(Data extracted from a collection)
* * *
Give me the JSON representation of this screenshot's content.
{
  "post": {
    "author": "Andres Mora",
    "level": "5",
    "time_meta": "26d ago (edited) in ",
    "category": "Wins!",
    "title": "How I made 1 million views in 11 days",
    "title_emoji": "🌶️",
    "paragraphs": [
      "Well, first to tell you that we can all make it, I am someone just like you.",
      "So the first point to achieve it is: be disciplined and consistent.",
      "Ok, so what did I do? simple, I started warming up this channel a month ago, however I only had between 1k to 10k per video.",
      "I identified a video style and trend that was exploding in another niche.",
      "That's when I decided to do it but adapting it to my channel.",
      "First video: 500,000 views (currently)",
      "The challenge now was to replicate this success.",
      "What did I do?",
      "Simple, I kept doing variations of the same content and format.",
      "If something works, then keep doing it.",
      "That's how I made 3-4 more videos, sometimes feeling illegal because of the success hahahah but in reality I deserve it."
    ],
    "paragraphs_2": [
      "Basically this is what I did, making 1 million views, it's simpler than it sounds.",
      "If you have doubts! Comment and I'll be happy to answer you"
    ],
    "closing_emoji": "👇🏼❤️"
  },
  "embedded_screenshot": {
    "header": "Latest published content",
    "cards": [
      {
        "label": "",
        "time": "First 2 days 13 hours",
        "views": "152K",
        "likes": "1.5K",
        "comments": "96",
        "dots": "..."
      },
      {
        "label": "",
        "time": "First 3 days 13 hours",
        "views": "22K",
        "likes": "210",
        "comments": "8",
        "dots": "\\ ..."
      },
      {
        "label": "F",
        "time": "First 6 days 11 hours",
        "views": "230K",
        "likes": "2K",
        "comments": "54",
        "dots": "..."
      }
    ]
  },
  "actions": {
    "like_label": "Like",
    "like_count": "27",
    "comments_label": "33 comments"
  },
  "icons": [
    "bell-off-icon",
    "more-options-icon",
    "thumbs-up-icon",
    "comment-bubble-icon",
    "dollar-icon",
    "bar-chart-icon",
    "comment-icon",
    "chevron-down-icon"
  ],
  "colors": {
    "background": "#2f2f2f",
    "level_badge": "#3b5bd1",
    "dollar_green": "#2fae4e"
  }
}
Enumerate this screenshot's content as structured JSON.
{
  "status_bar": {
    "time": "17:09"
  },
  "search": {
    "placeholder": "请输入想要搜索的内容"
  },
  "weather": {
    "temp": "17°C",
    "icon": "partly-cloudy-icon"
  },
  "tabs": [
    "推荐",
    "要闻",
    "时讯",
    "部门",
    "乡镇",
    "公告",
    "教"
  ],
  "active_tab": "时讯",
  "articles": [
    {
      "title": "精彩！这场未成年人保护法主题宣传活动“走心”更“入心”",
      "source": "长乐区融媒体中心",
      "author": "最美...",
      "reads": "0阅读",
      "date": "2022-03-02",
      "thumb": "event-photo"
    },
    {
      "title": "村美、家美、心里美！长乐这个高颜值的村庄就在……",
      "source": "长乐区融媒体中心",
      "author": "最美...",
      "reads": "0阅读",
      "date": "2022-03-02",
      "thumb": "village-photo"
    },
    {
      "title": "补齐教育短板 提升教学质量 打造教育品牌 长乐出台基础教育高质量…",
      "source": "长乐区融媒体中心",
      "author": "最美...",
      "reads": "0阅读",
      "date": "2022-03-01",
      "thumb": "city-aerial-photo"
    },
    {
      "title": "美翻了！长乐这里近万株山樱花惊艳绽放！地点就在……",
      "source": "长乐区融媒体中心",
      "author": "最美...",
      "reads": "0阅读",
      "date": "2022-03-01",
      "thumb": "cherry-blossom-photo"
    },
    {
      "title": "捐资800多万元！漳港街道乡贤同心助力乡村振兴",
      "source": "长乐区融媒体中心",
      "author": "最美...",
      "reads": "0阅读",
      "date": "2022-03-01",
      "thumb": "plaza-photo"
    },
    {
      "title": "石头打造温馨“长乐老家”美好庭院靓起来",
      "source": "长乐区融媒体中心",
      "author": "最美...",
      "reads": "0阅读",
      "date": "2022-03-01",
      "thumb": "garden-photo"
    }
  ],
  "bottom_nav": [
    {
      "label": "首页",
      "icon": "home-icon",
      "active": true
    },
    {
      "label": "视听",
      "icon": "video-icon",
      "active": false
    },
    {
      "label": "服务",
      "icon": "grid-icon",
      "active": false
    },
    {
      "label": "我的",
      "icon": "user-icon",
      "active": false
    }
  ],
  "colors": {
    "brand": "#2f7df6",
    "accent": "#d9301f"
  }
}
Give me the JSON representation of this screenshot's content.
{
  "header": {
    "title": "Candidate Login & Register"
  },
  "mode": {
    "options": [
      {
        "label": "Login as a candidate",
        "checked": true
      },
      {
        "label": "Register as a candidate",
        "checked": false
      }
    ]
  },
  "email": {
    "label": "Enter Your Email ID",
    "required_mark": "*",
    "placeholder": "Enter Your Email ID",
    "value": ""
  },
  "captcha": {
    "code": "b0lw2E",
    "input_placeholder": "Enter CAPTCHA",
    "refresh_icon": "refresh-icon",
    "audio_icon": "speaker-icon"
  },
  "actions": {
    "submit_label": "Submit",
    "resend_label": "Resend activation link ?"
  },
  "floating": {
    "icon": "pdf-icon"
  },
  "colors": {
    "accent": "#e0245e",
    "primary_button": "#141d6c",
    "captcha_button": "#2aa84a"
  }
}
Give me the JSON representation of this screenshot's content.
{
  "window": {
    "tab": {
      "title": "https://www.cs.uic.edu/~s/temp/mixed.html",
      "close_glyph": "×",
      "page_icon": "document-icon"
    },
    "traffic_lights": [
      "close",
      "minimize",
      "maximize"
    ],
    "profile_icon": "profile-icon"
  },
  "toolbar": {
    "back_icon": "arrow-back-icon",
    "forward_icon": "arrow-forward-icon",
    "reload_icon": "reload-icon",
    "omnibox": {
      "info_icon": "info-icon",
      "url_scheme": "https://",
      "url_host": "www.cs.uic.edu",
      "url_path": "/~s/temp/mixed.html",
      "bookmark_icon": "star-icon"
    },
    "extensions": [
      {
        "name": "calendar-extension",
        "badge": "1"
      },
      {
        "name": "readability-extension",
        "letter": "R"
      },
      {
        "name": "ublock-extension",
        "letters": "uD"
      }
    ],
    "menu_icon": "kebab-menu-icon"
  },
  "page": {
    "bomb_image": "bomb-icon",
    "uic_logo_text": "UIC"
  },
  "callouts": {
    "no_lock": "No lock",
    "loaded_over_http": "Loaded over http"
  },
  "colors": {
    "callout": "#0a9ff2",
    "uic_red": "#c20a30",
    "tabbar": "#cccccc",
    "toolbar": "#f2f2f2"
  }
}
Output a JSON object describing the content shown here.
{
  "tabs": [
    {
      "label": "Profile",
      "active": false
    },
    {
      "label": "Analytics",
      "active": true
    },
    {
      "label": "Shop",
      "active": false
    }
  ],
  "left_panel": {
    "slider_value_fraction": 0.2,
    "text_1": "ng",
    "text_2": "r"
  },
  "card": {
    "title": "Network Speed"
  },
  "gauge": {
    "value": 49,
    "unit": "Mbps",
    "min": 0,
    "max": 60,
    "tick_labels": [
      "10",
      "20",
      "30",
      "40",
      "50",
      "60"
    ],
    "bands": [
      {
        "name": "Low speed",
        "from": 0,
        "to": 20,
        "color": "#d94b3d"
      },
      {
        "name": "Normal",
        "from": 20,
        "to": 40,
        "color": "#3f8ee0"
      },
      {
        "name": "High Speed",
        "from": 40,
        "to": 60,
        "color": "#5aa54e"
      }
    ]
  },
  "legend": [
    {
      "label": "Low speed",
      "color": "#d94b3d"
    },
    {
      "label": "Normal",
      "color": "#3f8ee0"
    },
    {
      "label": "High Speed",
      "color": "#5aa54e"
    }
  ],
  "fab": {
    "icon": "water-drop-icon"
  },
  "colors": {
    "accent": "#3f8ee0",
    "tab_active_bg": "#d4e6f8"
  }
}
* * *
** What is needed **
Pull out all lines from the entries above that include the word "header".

** Output **
    "header": "Latest published content",
  "header": {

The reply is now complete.